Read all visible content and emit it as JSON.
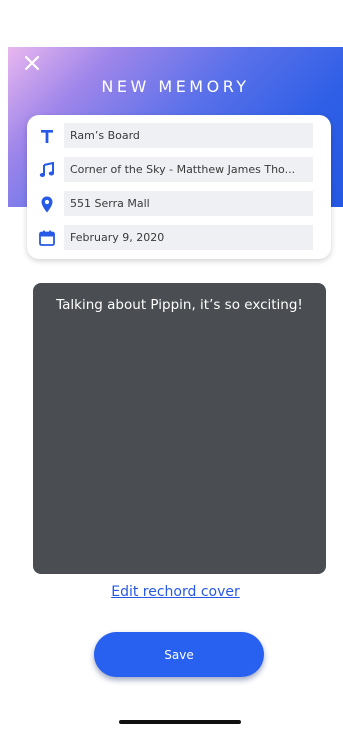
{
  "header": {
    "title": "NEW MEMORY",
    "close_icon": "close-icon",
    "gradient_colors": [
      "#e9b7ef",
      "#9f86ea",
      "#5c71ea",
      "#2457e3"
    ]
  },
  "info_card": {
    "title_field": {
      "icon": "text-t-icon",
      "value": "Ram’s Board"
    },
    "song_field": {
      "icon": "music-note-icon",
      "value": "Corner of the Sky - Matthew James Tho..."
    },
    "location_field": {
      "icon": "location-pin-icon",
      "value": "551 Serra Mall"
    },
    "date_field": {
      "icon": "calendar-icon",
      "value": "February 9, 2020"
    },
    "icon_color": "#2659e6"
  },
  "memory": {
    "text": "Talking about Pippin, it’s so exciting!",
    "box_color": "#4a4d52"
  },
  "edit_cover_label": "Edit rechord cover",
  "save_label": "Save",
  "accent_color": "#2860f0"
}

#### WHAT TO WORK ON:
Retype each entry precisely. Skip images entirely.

#### TASK OUTPUT:
Read all visible content and emit it as JSON.
{
  "header": {
    "title": "NEW MEMORY",
    "close_icon": "close-icon",
    "gradient_colors": [
      "#e9b7ef",
      "#9f86ea",
      "#5c71ea",
      "#2457e3"
    ]
  },
  "info_card": {
    "title_field": {
      "icon": "text-t-icon",
      "value": "Ram’s Board"
    },
    "song_field": {
      "icon": "music-note-icon",
      "value": "Corner of the Sky - Matthew James Tho..."
    },
    "location_field": {
      "icon": "location-pin-icon",
      "value": "551 Serra Mall"
    },
    "date_field": {
      "icon": "calendar-icon",
      "value": "February 9, 2020"
    },
    "icon_color": "#2659e6"
  },
  "memory": {
    "text": "Talking about Pippin, it’s so exciting!",
    "box_color": "#4a4d52"
  },
  "edit_cover_label": "Edit rechord cover",
  "save_label": "Save",
  "accent_color": "#2860f0"
}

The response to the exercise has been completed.